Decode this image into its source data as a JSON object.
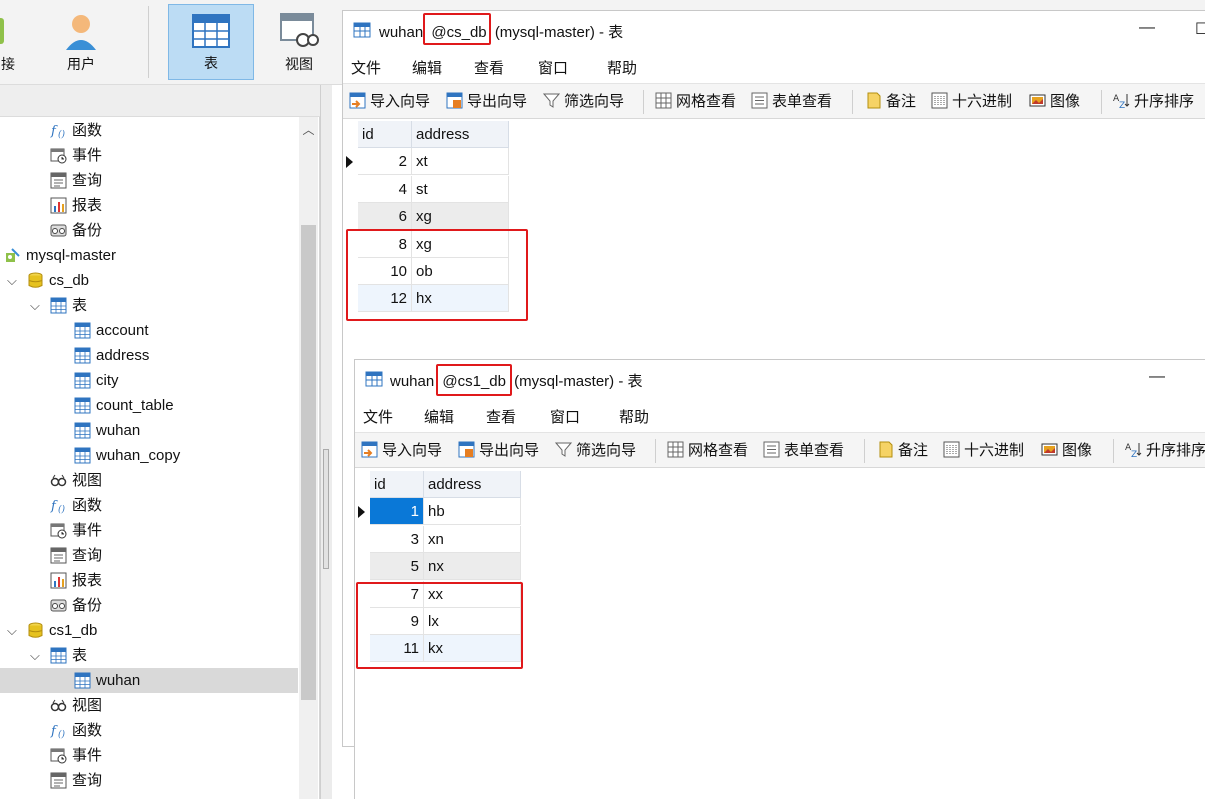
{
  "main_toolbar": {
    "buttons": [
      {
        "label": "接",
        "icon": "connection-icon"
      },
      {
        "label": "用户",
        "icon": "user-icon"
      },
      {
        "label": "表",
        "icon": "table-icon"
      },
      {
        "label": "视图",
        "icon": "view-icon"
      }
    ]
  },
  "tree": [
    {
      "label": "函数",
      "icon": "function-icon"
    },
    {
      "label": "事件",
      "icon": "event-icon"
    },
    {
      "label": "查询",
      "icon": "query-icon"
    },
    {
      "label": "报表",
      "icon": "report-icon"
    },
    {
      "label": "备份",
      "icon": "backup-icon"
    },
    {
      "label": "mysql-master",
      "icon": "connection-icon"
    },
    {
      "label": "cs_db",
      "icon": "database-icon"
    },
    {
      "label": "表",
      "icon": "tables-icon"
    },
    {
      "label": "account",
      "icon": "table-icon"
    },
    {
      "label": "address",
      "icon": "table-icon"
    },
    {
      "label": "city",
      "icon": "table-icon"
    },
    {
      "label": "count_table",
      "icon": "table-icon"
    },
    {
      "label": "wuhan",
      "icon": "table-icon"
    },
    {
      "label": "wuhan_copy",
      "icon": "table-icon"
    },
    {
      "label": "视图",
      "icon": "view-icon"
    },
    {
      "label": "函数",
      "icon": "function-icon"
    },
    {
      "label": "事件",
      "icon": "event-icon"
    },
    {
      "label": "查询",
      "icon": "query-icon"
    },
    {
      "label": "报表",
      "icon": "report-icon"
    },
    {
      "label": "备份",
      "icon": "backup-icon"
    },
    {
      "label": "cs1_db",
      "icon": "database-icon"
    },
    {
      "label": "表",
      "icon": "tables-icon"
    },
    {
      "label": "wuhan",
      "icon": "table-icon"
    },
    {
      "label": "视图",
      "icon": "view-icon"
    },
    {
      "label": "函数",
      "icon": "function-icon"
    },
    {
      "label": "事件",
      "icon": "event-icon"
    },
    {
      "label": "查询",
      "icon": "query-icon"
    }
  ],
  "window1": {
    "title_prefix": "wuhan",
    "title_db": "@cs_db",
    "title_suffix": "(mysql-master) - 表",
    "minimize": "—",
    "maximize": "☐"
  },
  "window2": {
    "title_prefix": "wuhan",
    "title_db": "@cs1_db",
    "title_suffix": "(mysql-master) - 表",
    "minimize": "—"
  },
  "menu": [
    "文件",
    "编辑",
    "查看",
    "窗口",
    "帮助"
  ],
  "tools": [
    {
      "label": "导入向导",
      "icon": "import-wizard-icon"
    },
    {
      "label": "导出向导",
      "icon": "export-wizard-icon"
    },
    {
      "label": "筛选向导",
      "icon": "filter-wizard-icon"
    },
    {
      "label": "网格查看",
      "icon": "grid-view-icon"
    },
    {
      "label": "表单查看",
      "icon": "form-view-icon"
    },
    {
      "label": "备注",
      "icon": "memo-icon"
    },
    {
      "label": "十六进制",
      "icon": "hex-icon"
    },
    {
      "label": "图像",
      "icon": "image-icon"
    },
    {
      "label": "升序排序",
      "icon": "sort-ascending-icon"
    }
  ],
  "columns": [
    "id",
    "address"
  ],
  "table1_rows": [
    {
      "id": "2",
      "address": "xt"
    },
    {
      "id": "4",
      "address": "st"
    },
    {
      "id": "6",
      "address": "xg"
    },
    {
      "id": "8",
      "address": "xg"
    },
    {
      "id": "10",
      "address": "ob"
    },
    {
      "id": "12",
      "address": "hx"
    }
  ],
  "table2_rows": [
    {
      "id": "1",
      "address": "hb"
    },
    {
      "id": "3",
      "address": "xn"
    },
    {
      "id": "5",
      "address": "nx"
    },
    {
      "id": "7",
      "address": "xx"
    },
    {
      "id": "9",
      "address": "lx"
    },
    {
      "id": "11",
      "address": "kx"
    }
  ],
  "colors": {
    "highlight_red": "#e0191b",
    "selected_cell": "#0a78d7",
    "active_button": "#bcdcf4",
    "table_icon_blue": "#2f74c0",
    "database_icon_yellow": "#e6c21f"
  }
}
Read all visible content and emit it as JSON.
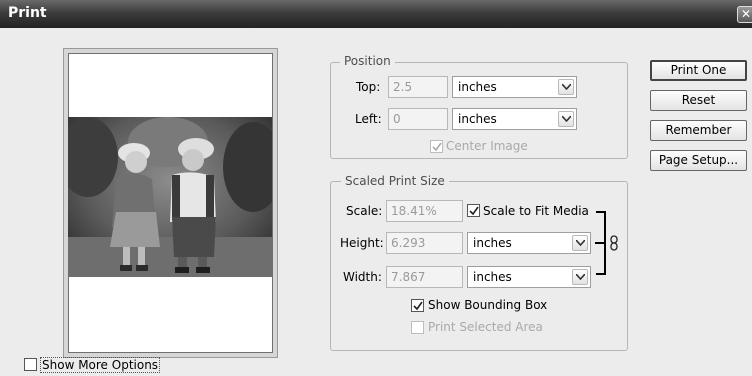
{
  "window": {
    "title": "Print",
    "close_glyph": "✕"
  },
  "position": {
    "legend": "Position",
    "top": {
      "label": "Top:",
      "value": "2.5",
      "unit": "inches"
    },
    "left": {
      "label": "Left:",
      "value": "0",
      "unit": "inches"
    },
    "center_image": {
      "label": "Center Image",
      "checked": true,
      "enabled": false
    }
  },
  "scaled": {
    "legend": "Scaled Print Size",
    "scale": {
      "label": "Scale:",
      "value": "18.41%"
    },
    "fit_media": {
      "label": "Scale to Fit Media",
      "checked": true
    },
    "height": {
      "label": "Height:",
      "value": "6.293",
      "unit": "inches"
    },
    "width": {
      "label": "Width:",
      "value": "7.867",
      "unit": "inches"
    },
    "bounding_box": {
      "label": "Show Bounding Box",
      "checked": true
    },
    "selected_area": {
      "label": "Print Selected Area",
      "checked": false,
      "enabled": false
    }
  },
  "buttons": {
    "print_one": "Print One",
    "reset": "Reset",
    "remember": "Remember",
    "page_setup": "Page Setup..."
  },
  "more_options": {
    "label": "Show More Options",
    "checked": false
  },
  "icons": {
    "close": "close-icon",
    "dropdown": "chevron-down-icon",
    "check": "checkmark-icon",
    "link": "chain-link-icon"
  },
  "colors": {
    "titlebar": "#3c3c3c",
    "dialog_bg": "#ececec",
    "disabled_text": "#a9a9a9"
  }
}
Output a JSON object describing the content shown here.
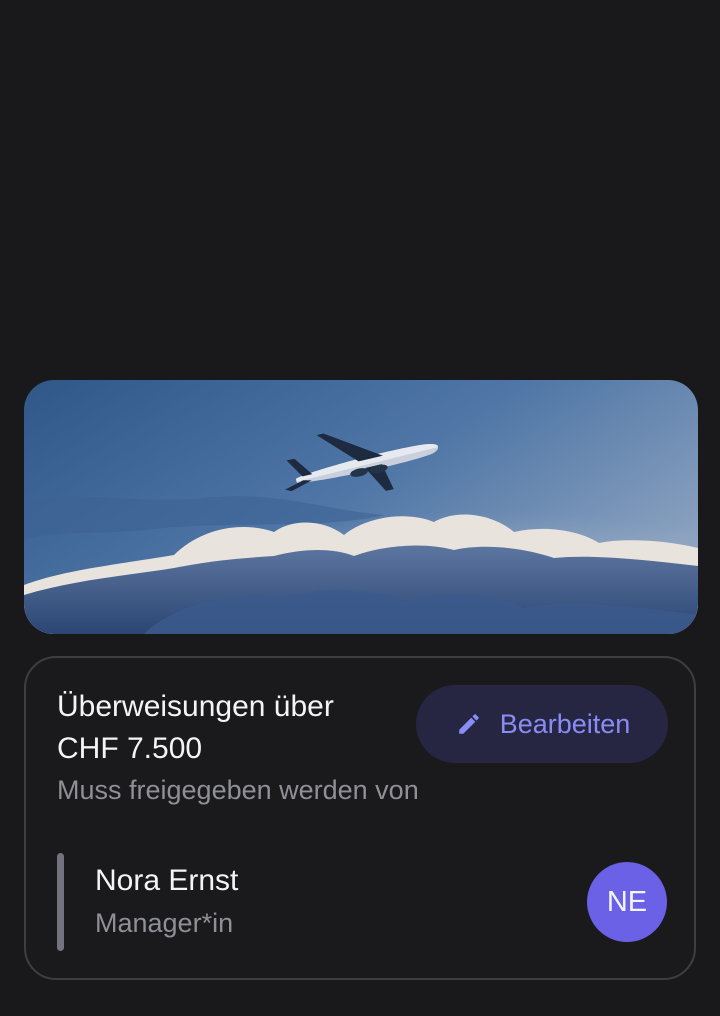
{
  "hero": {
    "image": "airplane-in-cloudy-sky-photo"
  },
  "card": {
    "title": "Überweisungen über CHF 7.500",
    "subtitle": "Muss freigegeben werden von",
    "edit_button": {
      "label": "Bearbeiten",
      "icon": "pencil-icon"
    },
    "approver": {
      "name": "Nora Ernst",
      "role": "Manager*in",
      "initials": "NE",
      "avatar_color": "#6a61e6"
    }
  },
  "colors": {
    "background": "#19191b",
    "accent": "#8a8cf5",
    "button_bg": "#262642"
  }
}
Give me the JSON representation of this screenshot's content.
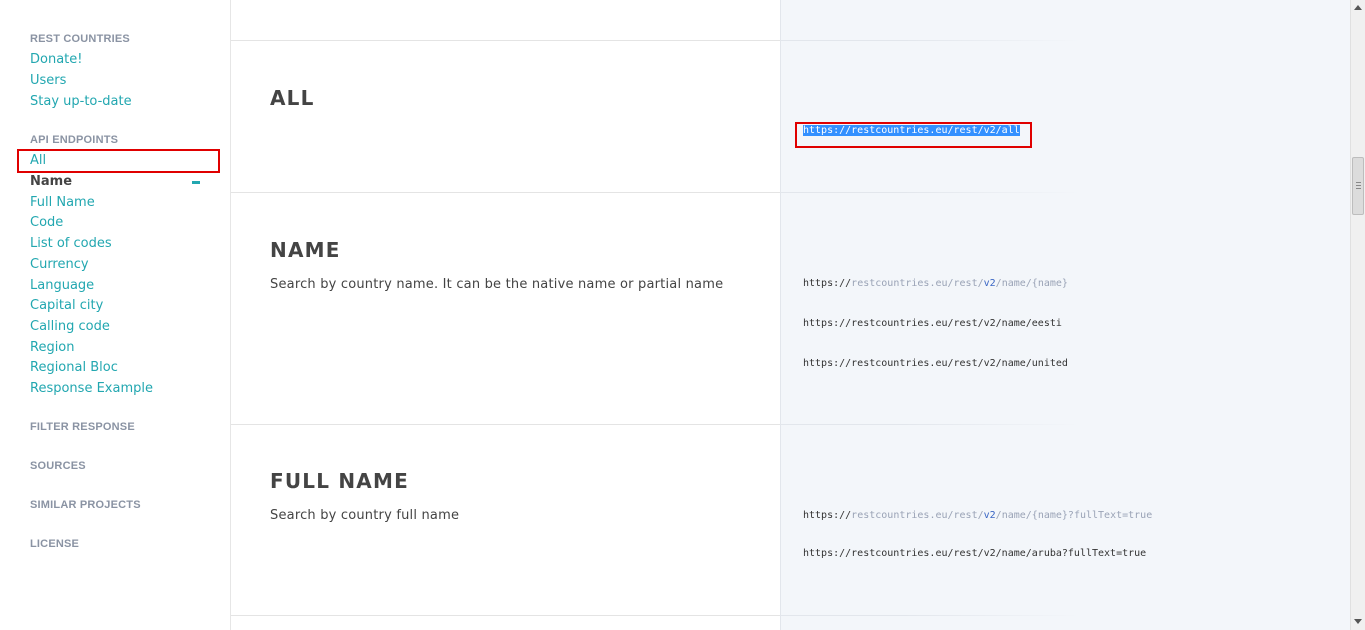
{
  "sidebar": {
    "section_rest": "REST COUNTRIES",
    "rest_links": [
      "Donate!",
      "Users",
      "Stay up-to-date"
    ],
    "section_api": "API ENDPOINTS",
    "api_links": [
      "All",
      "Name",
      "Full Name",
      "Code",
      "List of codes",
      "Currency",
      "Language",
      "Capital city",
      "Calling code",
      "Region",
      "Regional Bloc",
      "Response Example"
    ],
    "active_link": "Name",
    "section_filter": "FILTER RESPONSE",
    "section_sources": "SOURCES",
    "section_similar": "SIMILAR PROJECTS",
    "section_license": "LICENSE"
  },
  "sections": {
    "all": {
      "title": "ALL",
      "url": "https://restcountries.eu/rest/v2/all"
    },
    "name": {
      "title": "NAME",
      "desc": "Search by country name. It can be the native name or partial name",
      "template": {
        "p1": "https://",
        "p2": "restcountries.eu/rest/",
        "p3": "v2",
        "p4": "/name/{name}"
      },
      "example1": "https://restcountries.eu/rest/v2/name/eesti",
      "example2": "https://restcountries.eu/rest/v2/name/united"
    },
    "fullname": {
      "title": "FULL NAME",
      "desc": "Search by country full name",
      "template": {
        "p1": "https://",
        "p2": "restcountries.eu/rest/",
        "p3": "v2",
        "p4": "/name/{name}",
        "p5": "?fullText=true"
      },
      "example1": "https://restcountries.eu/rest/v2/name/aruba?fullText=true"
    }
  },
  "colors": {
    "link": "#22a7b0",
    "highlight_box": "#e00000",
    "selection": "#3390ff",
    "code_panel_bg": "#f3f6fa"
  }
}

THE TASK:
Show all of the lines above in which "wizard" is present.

ANSWER BOX:
      "icon": "import-wizard-icon"
      "icon": "export-wizard-icon"
      "icon": "filter-wizard-icon"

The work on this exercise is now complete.